*The problem:*
The answer is every line in the data below that contains the word "Controller".

Start of Source data

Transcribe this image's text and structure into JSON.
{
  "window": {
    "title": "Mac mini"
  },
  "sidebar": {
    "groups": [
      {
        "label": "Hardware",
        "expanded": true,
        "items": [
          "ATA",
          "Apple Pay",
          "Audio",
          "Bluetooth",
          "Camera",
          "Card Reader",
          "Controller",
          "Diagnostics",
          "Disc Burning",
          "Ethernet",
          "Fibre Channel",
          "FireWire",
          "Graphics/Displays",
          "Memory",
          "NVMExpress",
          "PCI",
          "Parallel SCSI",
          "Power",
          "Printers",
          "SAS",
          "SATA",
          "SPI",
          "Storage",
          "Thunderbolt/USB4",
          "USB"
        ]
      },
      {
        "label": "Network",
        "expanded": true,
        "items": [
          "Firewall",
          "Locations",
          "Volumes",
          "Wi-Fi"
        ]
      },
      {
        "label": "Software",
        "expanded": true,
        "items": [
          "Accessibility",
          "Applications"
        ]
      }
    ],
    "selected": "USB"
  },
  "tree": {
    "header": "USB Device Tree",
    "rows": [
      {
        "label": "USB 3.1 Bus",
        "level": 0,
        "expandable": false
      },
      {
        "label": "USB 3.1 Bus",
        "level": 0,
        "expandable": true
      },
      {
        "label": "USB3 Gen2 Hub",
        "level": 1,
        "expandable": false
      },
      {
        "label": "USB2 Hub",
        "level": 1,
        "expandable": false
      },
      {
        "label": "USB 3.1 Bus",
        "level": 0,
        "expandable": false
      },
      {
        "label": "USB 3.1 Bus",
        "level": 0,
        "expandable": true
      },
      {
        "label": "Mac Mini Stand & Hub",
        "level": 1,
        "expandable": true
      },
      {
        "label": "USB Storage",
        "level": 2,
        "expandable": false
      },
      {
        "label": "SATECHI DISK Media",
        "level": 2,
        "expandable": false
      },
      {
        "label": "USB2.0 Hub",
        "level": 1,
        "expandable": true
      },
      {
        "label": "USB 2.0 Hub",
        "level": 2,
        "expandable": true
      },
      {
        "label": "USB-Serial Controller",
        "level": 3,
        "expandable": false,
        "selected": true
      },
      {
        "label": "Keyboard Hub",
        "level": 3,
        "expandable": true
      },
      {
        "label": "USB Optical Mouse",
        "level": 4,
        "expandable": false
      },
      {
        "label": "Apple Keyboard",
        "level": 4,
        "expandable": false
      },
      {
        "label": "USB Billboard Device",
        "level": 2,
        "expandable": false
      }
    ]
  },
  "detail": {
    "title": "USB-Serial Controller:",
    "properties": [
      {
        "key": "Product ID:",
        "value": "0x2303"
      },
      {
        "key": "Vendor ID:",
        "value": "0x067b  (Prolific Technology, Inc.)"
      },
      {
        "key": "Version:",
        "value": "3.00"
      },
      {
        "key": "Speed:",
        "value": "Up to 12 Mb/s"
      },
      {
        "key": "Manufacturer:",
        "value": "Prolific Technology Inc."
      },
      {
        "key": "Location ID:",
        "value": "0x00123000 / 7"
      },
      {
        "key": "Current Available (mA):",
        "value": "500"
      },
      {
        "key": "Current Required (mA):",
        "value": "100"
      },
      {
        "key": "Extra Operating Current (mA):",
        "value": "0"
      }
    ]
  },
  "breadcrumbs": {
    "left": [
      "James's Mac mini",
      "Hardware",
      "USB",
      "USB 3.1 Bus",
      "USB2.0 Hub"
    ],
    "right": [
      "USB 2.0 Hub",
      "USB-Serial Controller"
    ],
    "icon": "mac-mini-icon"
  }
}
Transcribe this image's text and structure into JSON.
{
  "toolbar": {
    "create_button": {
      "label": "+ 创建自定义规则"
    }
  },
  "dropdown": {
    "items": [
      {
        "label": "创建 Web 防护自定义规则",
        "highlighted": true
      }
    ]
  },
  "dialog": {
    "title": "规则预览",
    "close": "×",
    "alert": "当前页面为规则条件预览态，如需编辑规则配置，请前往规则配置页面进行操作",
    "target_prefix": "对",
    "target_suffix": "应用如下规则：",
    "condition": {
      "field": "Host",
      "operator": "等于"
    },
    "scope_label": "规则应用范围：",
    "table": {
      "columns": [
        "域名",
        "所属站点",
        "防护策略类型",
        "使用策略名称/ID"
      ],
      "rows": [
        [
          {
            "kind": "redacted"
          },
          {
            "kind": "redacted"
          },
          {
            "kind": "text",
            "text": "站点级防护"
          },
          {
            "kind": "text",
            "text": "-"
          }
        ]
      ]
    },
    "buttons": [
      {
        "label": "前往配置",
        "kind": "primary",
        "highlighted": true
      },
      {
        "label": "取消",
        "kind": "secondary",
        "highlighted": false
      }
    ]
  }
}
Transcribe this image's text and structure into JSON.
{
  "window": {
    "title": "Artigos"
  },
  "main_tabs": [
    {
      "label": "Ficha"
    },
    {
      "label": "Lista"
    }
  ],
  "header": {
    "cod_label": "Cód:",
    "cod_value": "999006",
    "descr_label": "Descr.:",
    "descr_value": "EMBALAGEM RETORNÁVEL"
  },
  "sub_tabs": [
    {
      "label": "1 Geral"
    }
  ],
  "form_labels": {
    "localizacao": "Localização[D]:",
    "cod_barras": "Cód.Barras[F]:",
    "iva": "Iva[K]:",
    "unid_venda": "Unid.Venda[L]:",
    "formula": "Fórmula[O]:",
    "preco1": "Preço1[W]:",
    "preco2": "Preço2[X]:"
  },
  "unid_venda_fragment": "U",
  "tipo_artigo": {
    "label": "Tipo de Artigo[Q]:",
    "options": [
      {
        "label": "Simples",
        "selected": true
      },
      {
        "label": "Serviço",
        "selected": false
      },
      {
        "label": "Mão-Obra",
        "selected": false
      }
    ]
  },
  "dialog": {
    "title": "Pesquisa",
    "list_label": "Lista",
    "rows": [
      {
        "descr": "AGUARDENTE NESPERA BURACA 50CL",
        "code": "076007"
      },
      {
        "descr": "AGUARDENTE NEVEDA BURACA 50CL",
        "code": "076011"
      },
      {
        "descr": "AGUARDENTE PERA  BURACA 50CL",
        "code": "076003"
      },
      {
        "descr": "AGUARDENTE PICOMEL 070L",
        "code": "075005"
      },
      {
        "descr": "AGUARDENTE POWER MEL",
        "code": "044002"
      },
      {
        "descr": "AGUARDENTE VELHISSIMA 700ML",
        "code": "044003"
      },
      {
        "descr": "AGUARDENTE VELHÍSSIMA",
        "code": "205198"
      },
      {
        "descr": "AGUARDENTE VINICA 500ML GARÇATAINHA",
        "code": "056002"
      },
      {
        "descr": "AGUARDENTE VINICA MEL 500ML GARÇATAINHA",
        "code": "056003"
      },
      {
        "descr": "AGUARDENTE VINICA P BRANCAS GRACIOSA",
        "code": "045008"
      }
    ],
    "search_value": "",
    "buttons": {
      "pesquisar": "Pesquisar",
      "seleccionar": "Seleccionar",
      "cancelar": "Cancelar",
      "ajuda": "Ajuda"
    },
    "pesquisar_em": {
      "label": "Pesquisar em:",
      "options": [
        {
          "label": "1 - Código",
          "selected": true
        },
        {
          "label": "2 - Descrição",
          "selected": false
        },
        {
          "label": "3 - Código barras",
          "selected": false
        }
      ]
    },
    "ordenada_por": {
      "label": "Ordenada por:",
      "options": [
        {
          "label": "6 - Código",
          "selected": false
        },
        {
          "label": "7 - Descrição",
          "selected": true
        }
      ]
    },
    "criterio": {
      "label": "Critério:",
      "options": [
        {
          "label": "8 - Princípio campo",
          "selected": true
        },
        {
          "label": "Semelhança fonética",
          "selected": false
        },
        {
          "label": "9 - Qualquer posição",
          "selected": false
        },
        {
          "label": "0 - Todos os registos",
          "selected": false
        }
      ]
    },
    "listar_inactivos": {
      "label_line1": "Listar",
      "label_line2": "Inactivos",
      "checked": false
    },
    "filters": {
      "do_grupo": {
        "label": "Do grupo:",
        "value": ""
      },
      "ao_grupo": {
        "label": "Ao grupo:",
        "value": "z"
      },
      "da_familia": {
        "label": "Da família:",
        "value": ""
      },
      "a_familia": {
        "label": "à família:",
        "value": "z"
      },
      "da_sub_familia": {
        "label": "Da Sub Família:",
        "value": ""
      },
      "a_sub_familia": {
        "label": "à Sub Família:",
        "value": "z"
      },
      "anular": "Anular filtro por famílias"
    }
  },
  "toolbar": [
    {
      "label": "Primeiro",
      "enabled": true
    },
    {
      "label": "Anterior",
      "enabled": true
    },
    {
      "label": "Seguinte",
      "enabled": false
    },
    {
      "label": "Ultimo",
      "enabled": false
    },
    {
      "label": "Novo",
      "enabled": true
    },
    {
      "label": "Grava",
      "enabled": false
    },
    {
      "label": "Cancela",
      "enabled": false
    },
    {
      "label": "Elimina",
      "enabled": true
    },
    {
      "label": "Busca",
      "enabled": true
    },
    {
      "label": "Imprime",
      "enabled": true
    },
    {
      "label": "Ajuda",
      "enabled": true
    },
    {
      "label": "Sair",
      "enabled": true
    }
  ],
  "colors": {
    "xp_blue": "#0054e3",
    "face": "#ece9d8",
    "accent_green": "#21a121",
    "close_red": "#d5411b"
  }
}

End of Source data

*Answer for this exercise:*
          "Controller",
        "label": "USB-Serial Controller",
    "title": "USB-Serial Controller:",
      "USB-Serial Controller"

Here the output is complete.